“As well as lowering our household energy bills, public investment in energy conservation could create thousands of much-needed jobs in London’s construction sector.”

Read Jean Lambert’s report ‘Hothouses: Climate Change and London’s Housing’, examining the state of energy efficiency in London’s housing stock. It’s available for download here:

 

 

Scientific research says its now healthier up North!

Vulnerability to the mortality effects of warm temperature in the districts of England and Wales

Original article published in Nature Climate Change here

James E. Bennett,Marta Blangiardo, Daniela Fecht, Paul Elliott & Majid Ezzati

Warm temperatures adversely affect disease occurrence and death, in extreme conditions as well as when the temperature changes are more modest. Therefore climate change, which is expected to affect both average temperatures and temperature variability, is likely to impact health even in temperate climates.

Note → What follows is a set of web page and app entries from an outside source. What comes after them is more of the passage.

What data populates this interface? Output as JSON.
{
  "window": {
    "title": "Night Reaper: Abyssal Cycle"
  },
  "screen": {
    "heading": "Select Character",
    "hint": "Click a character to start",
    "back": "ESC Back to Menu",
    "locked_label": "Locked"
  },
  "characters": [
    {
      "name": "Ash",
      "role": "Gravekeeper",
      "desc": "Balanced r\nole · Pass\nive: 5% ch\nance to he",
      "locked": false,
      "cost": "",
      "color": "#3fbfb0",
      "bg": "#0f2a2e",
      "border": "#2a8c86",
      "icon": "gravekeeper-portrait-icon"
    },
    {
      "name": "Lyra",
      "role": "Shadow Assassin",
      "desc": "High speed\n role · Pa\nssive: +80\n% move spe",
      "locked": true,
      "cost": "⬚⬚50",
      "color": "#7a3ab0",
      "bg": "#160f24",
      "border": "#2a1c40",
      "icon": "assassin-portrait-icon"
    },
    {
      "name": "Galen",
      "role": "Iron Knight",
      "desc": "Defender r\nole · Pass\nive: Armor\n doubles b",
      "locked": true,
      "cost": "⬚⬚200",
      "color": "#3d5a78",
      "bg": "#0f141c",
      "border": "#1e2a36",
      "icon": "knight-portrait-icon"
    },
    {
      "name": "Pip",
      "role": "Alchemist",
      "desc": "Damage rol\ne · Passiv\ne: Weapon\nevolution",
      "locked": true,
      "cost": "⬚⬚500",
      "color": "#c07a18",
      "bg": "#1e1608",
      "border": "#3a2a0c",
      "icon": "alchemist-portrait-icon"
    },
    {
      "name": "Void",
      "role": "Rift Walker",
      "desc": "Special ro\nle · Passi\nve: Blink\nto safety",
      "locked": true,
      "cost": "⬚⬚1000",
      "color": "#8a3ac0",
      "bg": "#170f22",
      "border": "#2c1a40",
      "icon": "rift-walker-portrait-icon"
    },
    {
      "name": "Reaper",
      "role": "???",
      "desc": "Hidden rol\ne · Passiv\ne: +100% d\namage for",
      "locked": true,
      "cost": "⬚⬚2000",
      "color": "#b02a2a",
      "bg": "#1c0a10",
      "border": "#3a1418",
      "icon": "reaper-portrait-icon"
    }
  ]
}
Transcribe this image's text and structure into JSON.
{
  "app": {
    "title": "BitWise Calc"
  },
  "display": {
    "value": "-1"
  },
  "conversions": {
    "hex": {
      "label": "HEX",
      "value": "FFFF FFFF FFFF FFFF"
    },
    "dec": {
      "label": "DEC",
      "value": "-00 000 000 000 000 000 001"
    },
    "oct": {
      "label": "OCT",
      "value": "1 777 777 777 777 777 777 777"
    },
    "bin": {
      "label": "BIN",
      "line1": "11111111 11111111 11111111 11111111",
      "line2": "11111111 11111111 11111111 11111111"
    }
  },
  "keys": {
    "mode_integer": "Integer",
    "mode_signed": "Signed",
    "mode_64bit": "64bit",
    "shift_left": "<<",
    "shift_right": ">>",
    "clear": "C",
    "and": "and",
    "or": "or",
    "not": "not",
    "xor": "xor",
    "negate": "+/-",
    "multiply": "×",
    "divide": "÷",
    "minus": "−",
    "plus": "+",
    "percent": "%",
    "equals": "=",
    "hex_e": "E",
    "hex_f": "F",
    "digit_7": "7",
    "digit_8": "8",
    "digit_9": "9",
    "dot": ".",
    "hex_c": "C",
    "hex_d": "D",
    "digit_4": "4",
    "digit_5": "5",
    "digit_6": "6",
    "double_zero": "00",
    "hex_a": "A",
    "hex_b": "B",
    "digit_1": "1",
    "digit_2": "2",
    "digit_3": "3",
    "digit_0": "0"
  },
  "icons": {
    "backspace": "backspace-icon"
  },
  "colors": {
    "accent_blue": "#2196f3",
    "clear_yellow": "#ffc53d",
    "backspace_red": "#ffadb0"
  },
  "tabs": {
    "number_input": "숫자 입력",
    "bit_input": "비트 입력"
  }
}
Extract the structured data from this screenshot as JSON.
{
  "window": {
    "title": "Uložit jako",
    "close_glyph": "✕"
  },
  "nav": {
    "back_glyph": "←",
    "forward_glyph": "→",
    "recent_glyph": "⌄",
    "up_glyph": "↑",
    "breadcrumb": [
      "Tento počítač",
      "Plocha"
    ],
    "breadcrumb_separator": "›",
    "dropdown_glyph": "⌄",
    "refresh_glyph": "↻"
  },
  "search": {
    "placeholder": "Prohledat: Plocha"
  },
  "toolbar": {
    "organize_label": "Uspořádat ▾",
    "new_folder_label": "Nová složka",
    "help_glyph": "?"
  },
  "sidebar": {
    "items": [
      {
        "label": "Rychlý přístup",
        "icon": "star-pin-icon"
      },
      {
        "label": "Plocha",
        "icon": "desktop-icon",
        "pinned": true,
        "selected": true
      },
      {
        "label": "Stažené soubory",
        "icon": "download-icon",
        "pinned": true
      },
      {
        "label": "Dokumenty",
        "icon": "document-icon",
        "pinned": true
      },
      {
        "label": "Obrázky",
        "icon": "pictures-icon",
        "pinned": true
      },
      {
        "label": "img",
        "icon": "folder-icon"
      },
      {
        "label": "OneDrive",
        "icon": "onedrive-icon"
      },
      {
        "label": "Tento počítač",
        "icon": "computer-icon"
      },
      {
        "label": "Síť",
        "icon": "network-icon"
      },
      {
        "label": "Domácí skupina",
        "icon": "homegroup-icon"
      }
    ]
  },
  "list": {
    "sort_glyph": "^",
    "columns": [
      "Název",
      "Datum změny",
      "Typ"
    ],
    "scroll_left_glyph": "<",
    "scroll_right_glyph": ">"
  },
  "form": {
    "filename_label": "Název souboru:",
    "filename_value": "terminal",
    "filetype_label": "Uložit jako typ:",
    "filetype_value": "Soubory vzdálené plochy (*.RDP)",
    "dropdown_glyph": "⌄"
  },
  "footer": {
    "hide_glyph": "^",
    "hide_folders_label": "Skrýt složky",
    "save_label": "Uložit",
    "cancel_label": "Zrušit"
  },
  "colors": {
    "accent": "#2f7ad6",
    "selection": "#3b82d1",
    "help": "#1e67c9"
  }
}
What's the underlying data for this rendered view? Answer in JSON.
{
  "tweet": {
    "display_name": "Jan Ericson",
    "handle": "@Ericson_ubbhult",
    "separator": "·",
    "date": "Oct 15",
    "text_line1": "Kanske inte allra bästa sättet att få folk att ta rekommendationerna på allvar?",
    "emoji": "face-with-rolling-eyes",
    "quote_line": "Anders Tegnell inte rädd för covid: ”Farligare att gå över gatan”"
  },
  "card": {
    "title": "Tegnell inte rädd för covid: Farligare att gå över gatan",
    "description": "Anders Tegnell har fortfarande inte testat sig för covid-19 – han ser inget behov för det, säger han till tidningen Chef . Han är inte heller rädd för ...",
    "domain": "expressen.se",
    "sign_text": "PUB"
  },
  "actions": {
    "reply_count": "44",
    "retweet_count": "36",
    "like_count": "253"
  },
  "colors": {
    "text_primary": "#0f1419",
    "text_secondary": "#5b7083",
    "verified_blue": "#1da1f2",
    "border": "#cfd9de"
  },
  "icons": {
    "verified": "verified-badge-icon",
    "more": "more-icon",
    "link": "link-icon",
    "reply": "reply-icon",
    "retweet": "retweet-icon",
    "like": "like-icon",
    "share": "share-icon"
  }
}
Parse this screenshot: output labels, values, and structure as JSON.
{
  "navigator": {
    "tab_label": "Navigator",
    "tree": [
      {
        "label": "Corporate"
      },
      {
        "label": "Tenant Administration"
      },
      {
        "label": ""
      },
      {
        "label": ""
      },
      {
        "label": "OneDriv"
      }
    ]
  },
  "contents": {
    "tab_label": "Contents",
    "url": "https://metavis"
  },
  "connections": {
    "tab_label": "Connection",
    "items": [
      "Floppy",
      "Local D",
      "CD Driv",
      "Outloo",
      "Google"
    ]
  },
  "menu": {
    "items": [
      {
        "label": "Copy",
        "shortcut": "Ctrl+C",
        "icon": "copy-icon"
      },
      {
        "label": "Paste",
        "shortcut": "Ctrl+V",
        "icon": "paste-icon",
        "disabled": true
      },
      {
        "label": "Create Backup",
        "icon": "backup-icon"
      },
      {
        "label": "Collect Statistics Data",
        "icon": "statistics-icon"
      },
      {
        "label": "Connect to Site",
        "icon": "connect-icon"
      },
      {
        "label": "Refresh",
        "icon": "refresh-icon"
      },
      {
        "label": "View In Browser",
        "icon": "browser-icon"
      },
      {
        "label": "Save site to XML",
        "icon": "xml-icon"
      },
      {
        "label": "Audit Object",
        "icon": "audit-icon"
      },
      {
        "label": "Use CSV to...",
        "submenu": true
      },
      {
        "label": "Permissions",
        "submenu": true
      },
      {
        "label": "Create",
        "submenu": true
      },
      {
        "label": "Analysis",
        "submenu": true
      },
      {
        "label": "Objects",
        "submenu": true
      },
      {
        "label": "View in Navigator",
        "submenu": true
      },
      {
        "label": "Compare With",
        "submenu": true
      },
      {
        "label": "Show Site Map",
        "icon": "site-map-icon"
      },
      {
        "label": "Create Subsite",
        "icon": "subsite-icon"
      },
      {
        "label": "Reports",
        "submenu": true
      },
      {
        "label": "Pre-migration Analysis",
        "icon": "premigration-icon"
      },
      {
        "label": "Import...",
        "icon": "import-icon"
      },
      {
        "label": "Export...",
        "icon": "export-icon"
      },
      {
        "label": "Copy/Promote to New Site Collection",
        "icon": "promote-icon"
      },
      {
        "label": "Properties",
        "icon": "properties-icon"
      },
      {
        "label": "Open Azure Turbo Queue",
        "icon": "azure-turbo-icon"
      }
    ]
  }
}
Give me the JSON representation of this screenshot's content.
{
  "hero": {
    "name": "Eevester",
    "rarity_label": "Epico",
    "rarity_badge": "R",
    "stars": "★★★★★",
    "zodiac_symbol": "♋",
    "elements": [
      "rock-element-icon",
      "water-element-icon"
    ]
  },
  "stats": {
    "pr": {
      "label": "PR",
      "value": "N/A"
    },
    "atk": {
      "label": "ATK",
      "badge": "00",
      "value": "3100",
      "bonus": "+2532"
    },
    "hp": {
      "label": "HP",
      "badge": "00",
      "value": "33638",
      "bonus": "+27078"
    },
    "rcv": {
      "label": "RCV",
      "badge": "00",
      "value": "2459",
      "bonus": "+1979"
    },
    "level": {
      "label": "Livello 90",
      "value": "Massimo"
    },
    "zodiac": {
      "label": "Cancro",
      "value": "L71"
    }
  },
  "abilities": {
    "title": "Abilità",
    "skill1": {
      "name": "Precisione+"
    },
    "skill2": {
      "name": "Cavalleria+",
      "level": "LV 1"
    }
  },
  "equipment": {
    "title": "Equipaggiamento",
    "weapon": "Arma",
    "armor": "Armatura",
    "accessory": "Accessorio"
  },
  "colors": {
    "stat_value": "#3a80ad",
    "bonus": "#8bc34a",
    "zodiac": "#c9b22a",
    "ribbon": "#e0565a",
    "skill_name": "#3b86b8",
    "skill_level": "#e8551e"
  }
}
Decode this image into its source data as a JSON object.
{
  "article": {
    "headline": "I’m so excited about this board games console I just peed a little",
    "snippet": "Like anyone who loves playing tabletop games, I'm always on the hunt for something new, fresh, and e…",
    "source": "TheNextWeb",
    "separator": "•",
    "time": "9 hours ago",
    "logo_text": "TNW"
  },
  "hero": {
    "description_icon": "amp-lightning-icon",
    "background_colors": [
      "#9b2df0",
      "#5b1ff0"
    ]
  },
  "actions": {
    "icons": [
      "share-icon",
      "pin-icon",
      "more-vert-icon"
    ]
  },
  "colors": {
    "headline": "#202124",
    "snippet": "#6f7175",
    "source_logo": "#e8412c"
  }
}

Climate change risk assessment is enriched if there is information on vulnerability and resilience to effects of temperature. Some studies have analysed socio-demographic characteristics that make individuals vulnerable to adverse effects of temperature.

Less is known about community-level vulnerability. We used geo-coded mortality and environmental data and Bayesian spatial methods to conduct a national small-area analysis of the mortality effects of warm temperature for all 376 districts in England and Wales.

In the most vulnerable districts, those in London and south/southeast England, odds of dying from cardiorespiratory causes increased by more than 10% for 1 °C warmer temperature, compared with virtually no effect in the most resilient districts, which were in the far north.

A 2 °C warmer summer may result in 1,552 (95% credible interval 1,307–1,762) additional deaths, about one-half of which would occur in 95 districts. The findings enable risk and adaptation analyses to incorporate local vulnerability to warm temperature and to quantify inequality in its effects.

 

  1. Percentage increase in the odds of cardiorespiratory death (women) for 1 [deg]C increase in mean daily summer temperature above district-specific thresholds and the posterior probabilities that the estimated effect size is different from the national average.
    Figure 1
  2. Percentage increase in the odds of cardiorespiratory death (men) for 1 [deg]C increase in mean daily summer temperature above district-specific thresholds and the posterior probabilities that the estimated effect size is different from the national average.
    Figure 2
  3. Figure 3

    The number of additional cardiorespiratory deaths in the districts of England and Wales that would be expected during five summer months if temperatures were warmer by 2 [deg]C.